Cyclist without helmet not negligent

This article was published in 2000, in Newsletter 28.

A British cyclist has won full damages following a road collision despite the driver’s claim that the rider was negligent for wearing neither a helmet nor fluorescent clothing.

UK cyclists have often accepted reduced damages for fear of a judge supporting a claim of contributory negligence but, so far as is known, no UK court has yet given such a verdict.

Brian Williams’ accident occurred on a minor country road in North Wales in July 1996 when he was 46 years old. The case came to trial in October 1999 but driver Jacqueline Ashley’s lawyers backed down at the last moment, allowing the cyclist to receive 100% of damages claimed.

British cycle campaigner John Franklin says on his web site that remarks by the judge, His Honour Judge Rogers QC, sitting as a Deputy High Court Judge, suggest that ‘if the case had come to trial, he may well have ruled in the cyclist’s favour.’

The case is complex and is explained in full detail on John Franklin’s web site. The following key features are worth noting:

  • Ms Ashley’s lawyers backed down despite having submitted a detailed report from the authoritative Royal Society for the Prevention of Accidents which said that in 1996 it was negligent not to wear a helmet when cycling, and that it was also negligent to wear inconspicuous clothing.
  • Although Mr Williams had no recollection of the accident, an independent witness was able to dispute Ms Ashley’s denial of careless driving, and her accusation that the claimant was himself negligent by riding too fast, with his head down and not looking where he was going.
  • The site of the impact on the right side of the face would not have been protected by a helmet. Mr Williams’ head injury was due to the right side of his face hitting the road, and a helmet would not have reduced his injuries.

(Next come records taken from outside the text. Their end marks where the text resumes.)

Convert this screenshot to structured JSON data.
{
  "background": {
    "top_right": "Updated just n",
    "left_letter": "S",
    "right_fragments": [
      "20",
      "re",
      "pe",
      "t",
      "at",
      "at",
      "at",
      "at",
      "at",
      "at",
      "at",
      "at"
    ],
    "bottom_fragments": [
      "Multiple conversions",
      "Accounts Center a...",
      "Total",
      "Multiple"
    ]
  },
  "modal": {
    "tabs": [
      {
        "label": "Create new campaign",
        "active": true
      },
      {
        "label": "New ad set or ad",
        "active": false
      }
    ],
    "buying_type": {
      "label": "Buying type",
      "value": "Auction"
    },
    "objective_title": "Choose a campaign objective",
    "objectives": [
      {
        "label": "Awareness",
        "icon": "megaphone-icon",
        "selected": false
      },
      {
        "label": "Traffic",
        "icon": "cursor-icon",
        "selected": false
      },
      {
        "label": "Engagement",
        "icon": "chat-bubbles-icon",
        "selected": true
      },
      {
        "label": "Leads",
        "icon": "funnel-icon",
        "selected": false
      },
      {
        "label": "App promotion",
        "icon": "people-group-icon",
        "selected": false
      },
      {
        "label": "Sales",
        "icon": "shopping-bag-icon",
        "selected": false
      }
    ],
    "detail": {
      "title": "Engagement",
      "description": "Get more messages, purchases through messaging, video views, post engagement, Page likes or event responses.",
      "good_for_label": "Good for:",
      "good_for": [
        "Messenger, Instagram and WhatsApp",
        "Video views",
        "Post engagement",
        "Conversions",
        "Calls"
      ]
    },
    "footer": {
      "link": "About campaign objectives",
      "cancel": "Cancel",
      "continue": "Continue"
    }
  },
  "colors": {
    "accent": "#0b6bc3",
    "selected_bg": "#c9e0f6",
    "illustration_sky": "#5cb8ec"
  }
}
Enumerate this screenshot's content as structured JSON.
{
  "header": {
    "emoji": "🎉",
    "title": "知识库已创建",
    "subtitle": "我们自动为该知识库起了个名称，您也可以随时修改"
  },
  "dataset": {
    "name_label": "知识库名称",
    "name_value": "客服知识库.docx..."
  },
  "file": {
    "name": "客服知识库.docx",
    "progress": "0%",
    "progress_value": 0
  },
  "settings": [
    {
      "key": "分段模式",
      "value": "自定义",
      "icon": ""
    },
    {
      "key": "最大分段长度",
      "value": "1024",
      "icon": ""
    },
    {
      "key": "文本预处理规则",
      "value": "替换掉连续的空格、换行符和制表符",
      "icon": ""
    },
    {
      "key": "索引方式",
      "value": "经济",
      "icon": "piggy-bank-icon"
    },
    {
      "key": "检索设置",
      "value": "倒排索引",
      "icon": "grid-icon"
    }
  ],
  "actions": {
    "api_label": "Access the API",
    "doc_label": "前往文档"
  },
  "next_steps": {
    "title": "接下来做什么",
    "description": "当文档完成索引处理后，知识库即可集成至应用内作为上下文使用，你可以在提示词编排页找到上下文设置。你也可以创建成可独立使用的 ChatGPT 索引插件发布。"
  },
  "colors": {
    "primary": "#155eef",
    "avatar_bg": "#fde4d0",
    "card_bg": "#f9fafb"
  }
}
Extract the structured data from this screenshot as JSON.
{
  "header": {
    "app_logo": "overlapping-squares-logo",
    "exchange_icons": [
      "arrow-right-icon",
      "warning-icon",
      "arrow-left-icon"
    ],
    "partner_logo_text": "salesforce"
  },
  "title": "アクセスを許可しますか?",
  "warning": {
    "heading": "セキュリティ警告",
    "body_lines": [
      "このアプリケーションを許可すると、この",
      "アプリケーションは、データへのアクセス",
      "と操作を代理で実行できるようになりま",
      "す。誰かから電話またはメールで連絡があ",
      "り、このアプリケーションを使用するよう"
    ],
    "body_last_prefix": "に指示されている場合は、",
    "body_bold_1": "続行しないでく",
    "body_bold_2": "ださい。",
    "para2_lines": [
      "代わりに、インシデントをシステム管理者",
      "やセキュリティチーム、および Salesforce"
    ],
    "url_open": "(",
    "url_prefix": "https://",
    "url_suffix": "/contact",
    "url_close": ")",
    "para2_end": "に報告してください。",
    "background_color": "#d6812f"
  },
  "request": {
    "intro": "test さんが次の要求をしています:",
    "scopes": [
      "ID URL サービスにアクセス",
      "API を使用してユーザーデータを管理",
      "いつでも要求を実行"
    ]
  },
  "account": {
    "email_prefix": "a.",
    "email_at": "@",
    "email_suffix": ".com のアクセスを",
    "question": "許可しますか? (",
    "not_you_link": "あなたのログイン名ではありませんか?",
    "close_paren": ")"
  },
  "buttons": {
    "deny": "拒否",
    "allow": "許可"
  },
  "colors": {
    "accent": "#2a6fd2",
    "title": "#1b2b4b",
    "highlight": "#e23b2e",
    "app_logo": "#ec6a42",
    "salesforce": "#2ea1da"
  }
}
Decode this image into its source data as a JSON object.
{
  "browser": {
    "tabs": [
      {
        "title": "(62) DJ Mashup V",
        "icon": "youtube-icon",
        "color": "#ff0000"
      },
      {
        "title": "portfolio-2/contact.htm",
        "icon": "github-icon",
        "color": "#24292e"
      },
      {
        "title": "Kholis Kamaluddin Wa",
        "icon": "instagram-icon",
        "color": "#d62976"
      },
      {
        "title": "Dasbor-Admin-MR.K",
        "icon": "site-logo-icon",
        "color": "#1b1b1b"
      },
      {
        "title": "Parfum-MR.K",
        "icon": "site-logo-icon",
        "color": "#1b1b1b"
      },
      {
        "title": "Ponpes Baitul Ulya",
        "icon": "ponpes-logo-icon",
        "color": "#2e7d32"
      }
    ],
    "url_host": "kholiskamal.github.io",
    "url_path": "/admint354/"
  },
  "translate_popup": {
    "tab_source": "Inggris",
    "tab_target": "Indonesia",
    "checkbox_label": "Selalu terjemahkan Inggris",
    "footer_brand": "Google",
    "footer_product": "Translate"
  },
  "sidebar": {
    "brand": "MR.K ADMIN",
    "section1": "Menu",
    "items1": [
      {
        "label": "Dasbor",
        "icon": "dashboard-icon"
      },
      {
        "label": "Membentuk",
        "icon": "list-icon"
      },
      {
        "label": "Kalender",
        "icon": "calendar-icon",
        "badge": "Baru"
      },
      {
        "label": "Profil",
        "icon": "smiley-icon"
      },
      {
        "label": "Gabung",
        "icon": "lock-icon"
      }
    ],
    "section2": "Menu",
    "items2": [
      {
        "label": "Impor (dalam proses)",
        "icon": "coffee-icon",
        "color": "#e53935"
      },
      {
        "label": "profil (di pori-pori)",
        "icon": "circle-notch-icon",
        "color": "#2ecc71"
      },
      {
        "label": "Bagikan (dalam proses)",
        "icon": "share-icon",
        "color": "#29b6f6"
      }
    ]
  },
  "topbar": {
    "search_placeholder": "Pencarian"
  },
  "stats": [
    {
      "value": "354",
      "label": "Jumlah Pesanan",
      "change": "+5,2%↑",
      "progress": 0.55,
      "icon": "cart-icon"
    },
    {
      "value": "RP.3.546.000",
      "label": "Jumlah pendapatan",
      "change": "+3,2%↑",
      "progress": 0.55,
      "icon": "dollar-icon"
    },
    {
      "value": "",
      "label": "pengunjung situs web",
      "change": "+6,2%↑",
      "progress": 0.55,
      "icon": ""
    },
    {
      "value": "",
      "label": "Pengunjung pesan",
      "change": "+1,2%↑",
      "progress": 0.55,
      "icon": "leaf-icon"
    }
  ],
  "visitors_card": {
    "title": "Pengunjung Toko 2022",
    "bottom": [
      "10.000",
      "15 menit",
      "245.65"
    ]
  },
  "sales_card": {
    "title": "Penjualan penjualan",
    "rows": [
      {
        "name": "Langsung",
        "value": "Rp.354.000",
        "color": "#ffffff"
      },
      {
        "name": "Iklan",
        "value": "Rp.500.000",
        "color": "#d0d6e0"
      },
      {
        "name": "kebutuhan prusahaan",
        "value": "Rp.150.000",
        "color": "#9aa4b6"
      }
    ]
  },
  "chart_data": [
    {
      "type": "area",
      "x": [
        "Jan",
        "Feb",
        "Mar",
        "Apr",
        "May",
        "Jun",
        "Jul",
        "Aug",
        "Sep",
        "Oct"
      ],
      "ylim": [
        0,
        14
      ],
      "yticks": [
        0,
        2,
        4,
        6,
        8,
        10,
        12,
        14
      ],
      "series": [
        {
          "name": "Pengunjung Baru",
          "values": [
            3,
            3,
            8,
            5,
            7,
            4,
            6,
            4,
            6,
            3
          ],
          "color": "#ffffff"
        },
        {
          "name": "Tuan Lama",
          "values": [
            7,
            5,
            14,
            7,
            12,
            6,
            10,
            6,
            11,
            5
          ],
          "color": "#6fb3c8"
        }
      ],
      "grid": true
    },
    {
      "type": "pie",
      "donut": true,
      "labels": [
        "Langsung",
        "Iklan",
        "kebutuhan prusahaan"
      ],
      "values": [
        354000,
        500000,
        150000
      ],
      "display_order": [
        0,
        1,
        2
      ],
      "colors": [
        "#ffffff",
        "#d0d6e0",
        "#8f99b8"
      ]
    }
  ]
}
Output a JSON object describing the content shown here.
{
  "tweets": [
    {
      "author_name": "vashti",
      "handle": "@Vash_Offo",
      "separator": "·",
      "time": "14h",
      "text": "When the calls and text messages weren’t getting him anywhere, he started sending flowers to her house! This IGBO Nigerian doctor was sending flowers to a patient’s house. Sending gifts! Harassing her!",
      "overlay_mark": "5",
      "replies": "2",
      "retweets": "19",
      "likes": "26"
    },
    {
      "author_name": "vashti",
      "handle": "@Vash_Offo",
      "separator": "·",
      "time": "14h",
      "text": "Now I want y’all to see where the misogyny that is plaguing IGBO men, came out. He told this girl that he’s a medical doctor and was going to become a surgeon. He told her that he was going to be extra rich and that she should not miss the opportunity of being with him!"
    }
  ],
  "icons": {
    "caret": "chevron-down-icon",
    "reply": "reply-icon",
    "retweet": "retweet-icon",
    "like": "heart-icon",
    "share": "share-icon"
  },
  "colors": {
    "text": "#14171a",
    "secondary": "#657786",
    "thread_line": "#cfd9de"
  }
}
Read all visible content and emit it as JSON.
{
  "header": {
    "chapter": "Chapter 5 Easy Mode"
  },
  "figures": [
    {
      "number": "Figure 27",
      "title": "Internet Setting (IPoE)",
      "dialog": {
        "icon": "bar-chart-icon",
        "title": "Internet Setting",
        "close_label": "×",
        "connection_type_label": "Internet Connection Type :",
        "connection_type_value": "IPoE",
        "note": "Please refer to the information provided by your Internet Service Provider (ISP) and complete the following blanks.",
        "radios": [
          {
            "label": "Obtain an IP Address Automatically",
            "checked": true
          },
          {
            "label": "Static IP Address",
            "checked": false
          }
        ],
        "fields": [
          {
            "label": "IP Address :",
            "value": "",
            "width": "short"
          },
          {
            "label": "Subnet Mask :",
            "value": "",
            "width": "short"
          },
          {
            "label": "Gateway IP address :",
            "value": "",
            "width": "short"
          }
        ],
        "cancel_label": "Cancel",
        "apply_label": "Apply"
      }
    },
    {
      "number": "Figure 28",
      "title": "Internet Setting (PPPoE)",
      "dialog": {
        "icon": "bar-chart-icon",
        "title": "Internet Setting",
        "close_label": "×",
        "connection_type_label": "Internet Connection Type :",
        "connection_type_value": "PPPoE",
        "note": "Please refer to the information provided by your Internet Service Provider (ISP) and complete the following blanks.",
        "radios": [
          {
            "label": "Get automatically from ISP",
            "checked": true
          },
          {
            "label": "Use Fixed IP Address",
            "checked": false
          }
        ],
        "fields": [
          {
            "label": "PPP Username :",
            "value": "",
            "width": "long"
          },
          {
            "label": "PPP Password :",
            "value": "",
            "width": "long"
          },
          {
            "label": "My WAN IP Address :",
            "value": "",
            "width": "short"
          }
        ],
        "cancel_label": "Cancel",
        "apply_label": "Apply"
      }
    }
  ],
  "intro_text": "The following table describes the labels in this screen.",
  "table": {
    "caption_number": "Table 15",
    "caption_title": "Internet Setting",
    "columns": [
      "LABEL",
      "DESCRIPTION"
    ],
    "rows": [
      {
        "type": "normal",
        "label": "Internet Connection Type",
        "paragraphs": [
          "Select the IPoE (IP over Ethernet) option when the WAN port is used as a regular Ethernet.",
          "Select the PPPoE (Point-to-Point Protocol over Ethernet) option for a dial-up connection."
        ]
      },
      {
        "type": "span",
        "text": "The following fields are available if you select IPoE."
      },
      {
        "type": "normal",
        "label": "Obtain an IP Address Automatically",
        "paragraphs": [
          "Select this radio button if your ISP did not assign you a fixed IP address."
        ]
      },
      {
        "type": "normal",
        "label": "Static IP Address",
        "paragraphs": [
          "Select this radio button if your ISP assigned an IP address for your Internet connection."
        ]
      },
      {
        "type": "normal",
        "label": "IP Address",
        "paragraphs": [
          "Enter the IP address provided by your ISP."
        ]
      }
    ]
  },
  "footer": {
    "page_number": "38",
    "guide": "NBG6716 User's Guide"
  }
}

Will Bramhill, of the Bicycle News Agency

John Franklin was the speaker at our 1999 AGM. His web site is